Exercise instructions:
In the data below, which lines contain "localhost"? List them by copying each one.

Record set:
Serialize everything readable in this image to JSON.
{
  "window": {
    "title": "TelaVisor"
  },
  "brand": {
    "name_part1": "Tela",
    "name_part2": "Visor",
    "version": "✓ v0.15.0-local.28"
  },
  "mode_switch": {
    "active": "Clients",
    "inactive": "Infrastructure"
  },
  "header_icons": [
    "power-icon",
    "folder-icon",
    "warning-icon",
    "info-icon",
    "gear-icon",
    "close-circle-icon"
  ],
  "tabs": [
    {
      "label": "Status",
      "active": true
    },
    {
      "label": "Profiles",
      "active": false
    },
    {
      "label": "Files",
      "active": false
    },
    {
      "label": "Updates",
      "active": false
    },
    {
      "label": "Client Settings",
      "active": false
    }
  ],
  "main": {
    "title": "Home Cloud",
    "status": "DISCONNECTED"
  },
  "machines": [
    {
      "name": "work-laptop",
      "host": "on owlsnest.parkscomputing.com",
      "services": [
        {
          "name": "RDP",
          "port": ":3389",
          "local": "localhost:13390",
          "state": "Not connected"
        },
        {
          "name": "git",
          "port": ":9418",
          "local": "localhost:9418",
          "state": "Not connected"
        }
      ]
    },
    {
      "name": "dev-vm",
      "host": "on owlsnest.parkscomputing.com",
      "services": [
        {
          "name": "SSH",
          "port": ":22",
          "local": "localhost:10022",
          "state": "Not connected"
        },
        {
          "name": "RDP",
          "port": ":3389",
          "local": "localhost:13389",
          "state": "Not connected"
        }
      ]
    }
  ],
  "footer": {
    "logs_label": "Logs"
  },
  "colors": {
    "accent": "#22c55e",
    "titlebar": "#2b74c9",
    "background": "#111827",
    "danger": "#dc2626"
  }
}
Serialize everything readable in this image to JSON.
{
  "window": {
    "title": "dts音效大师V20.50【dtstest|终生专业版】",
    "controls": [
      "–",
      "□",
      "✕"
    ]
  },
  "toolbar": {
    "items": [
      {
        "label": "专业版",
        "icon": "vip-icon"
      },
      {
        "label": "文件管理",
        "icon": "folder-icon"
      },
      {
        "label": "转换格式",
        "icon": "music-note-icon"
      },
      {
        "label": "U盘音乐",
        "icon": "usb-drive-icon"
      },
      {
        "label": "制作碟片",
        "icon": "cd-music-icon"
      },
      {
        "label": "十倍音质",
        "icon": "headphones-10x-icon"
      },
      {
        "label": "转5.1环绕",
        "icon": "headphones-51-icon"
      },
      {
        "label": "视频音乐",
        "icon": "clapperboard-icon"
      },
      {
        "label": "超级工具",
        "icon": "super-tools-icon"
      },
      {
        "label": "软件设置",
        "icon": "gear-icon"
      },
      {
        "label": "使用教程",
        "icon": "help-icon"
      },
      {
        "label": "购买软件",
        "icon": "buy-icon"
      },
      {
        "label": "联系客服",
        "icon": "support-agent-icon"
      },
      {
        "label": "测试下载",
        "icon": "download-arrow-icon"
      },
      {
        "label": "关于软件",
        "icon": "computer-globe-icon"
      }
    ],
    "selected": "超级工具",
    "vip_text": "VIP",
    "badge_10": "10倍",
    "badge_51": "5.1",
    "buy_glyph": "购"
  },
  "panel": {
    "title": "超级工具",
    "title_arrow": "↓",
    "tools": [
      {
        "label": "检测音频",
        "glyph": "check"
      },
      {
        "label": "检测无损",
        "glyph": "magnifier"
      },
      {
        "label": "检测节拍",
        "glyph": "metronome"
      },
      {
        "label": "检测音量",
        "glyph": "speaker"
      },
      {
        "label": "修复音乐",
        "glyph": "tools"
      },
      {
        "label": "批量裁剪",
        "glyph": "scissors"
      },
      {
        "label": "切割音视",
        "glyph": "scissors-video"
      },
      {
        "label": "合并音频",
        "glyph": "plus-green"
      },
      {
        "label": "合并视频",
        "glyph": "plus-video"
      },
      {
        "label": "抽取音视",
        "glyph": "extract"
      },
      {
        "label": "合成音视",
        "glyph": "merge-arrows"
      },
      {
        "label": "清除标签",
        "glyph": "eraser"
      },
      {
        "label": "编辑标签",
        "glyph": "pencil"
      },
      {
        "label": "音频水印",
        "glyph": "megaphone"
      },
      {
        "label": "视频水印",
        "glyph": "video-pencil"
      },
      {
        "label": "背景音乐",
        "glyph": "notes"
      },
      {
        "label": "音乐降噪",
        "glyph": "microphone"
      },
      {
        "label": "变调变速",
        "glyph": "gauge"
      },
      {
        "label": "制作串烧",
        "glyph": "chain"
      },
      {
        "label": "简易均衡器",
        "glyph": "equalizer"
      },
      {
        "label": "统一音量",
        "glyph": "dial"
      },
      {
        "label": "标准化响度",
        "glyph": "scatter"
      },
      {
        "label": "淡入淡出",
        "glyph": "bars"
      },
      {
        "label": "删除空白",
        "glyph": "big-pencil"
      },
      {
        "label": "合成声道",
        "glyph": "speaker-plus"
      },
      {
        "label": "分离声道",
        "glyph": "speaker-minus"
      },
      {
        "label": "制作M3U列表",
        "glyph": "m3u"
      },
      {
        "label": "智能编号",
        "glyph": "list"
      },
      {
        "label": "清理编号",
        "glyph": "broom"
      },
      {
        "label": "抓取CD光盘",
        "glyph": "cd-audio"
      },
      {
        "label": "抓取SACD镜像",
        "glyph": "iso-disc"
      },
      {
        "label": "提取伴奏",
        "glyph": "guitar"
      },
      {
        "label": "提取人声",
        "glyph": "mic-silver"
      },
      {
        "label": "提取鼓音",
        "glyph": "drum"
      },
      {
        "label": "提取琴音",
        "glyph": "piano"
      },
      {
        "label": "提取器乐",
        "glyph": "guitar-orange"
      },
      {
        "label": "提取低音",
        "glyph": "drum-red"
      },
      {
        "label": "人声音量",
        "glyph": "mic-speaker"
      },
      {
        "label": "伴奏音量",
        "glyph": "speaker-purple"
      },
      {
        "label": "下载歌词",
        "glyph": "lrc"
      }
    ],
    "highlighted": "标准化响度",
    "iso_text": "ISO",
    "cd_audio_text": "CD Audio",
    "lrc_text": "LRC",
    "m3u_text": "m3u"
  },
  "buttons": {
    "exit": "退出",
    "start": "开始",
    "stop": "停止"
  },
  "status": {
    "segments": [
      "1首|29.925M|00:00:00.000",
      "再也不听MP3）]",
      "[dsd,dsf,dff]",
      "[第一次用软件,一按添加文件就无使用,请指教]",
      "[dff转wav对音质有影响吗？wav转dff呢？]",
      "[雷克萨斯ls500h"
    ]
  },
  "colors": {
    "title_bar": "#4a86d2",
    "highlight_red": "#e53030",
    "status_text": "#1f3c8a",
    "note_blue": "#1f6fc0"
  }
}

Solved problem:
          "local": "localhost:13390",
          "local": "localhost:9418",
          "local": "localhost:10022",
          "local": "localhost:13389",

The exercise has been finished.